» Description of the task:
Tally the lines of the entries in which the string "Customer" occurs, and say only how many.

» Supplied records:
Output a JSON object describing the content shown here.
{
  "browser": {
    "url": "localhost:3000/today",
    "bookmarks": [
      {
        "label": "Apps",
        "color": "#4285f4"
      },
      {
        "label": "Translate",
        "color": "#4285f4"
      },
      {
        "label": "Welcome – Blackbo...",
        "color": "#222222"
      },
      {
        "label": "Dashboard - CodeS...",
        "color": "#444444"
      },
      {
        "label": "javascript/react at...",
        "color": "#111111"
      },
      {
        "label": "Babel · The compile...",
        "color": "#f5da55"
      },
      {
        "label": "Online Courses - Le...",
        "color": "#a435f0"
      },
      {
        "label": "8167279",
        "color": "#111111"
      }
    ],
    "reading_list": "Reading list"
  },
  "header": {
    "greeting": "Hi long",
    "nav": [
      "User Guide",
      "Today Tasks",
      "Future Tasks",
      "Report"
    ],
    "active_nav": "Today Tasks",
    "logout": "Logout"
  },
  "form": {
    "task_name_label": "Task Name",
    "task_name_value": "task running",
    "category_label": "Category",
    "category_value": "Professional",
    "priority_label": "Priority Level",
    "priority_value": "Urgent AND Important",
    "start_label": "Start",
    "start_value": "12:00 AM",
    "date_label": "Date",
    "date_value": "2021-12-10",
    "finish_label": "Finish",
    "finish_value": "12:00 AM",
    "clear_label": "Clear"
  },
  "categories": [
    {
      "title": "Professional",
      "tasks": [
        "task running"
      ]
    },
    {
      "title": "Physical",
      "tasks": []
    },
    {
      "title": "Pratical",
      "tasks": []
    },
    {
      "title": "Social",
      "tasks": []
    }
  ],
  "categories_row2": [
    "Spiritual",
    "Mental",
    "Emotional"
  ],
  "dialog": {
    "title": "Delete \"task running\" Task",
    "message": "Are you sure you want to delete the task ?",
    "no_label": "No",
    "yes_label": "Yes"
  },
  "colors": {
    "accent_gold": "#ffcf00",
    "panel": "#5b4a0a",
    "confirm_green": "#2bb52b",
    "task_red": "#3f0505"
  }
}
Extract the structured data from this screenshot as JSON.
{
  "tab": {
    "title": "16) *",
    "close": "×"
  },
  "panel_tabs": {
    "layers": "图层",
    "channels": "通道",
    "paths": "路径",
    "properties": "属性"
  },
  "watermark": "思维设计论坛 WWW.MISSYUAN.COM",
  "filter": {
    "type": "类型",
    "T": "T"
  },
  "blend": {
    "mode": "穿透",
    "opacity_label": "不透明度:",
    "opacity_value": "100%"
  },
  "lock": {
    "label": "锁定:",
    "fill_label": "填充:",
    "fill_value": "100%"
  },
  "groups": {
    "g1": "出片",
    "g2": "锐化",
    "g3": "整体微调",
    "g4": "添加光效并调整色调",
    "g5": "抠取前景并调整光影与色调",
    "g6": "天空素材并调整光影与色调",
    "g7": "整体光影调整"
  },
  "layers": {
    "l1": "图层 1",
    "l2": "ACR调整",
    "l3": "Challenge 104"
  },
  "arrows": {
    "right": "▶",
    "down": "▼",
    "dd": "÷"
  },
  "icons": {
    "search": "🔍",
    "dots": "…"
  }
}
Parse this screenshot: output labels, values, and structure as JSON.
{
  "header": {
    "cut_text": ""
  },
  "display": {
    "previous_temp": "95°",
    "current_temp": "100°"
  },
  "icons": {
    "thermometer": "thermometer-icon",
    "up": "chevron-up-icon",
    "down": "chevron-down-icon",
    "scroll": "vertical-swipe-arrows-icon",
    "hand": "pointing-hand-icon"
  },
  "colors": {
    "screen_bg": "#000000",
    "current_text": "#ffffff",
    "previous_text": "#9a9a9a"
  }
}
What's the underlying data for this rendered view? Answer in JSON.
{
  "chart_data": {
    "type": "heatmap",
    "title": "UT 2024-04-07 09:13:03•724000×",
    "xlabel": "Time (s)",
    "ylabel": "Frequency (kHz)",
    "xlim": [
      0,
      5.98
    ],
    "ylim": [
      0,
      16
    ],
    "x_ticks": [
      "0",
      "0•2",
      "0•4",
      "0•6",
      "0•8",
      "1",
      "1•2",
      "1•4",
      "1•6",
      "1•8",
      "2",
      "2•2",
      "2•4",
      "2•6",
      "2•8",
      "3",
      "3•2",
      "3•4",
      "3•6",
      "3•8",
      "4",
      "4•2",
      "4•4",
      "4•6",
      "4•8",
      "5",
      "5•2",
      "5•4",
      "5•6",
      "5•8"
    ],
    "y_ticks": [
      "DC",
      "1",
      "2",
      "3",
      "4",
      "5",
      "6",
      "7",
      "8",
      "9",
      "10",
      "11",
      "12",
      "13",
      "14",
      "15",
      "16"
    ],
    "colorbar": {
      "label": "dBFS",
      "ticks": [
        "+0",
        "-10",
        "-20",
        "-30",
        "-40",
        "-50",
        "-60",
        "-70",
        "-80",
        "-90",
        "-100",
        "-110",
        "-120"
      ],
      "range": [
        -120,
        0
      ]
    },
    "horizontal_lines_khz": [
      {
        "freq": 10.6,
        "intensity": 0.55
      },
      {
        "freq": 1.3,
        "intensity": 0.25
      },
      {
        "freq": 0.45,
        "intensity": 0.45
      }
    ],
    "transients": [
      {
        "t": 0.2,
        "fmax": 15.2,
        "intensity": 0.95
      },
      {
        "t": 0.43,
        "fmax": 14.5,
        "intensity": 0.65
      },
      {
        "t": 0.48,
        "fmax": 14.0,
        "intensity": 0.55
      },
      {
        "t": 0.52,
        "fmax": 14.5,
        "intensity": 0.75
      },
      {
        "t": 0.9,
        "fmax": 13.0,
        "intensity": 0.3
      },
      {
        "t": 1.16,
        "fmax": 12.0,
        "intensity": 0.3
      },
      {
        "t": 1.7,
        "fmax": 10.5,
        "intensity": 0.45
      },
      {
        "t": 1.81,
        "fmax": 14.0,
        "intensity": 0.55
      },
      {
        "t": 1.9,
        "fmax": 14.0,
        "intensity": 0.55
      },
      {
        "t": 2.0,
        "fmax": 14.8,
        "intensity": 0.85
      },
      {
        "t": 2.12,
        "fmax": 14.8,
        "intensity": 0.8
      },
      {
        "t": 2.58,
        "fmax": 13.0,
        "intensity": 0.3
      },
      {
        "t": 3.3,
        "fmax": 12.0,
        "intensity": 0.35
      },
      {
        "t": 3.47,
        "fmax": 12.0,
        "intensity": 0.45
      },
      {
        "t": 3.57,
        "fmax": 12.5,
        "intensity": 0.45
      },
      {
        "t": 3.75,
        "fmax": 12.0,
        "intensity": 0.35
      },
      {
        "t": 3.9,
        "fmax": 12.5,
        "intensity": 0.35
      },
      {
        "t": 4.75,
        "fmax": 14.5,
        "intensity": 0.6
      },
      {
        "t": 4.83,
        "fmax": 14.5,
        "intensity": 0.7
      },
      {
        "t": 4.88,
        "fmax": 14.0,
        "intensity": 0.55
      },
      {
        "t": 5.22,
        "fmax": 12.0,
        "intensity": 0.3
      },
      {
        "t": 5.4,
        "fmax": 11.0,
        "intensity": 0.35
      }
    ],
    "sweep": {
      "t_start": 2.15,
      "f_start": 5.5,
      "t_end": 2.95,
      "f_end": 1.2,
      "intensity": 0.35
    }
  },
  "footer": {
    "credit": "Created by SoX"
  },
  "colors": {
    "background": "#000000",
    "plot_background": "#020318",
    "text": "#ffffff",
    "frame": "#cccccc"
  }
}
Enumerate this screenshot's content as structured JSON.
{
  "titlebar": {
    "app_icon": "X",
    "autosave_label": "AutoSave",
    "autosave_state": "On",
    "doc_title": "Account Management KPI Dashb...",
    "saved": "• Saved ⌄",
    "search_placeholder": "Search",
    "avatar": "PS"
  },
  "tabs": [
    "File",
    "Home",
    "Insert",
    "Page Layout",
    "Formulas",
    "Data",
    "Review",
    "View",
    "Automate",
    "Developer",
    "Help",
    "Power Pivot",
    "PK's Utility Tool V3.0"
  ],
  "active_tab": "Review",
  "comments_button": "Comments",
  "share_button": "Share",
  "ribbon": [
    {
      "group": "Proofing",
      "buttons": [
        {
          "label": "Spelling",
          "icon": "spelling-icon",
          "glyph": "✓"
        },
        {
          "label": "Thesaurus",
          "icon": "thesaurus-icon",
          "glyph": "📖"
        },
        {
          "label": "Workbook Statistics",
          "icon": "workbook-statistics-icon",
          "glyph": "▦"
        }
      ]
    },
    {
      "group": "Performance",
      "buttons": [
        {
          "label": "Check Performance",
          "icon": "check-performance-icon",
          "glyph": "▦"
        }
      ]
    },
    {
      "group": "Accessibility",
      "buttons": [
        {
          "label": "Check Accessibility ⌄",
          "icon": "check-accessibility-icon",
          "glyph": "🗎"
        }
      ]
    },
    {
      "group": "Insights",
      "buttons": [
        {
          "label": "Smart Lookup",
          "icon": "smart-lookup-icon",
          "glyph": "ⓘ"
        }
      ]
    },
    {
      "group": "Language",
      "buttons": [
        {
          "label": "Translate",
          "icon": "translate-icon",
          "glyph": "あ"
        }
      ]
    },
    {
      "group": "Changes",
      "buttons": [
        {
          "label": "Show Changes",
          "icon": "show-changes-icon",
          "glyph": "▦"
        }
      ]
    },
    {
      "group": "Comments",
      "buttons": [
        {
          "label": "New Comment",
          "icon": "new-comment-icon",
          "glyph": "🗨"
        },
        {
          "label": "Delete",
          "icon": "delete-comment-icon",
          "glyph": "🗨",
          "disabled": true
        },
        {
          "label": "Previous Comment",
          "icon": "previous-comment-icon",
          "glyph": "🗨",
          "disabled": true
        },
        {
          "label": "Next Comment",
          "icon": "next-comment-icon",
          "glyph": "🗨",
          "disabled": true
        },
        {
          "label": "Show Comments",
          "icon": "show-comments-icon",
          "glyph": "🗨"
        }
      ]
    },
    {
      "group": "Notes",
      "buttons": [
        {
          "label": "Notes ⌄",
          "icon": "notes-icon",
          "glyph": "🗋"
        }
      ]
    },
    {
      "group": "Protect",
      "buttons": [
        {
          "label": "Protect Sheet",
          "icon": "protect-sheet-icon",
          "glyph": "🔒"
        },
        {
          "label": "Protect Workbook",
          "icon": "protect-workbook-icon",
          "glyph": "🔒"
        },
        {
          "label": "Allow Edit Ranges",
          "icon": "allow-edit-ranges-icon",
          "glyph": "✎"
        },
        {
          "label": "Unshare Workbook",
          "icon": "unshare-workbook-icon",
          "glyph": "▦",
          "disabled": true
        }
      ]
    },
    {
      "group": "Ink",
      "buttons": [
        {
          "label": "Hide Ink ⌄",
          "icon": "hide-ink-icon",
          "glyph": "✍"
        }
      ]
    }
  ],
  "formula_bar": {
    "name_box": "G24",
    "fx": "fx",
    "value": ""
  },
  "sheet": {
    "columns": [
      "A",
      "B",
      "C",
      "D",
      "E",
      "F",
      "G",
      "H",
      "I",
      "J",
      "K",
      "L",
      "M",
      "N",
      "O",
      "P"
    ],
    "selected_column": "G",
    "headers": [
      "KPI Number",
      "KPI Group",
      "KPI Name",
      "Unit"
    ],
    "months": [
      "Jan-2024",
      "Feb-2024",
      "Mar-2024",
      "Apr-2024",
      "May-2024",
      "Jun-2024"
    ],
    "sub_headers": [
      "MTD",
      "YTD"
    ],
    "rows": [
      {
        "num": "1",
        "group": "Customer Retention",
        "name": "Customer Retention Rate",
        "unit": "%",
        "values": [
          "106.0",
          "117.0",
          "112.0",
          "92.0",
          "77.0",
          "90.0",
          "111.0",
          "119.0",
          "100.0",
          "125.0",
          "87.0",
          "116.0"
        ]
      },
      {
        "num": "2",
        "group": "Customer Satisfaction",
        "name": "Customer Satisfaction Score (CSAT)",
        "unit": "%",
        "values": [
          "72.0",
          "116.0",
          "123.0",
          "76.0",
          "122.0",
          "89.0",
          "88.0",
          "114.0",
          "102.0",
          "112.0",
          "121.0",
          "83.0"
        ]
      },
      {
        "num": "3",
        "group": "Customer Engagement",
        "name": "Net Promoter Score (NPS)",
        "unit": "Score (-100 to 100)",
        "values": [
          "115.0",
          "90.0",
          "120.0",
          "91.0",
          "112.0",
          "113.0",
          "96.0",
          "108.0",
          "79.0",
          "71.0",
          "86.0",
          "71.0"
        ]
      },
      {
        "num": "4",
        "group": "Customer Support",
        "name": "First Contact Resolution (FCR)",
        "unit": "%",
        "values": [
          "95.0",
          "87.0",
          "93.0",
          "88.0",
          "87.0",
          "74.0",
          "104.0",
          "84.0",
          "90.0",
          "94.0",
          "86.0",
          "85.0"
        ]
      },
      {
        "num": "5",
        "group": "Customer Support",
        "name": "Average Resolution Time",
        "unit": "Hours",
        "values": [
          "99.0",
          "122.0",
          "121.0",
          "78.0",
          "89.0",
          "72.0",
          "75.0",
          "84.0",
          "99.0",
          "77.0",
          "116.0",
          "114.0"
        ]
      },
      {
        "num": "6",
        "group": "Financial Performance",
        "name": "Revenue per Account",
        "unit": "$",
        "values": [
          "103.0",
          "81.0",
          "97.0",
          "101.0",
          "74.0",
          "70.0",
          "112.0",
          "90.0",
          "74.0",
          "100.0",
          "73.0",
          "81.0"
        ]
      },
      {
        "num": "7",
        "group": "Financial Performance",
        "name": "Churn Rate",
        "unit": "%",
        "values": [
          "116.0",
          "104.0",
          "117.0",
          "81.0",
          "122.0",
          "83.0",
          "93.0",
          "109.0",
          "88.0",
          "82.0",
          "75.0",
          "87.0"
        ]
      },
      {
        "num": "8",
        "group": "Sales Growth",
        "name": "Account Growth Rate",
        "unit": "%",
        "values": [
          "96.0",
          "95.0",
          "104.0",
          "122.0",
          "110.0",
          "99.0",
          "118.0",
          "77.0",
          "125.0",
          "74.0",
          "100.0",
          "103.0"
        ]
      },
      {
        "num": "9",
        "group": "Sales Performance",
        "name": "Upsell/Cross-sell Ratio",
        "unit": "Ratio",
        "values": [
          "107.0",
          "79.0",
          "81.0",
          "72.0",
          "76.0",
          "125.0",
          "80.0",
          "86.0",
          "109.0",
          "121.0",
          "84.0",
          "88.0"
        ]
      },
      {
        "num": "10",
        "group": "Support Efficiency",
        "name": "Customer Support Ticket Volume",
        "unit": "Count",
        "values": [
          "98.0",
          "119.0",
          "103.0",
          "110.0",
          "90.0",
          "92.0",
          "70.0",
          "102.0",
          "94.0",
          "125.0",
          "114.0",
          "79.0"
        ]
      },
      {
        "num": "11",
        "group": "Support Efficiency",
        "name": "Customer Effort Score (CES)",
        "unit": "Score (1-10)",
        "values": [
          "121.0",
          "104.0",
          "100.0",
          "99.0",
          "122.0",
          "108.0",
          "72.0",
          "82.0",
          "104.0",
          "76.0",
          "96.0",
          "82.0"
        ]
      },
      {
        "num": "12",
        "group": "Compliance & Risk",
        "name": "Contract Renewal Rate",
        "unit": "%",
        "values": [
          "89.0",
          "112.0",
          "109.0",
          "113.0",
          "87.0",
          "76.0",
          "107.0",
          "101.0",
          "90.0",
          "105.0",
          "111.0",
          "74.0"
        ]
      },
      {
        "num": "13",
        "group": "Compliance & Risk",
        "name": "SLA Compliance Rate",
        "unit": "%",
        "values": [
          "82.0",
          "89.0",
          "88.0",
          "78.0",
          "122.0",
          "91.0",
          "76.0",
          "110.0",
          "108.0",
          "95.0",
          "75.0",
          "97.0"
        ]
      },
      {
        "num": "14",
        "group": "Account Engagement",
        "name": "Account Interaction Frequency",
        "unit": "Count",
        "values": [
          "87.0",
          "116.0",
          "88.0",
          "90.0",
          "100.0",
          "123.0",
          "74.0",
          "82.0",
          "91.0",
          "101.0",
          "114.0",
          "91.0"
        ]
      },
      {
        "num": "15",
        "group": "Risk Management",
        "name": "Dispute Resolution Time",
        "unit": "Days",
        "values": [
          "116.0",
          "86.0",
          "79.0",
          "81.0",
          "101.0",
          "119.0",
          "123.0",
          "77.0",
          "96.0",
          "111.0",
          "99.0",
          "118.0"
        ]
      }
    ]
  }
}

» Output for this task:
9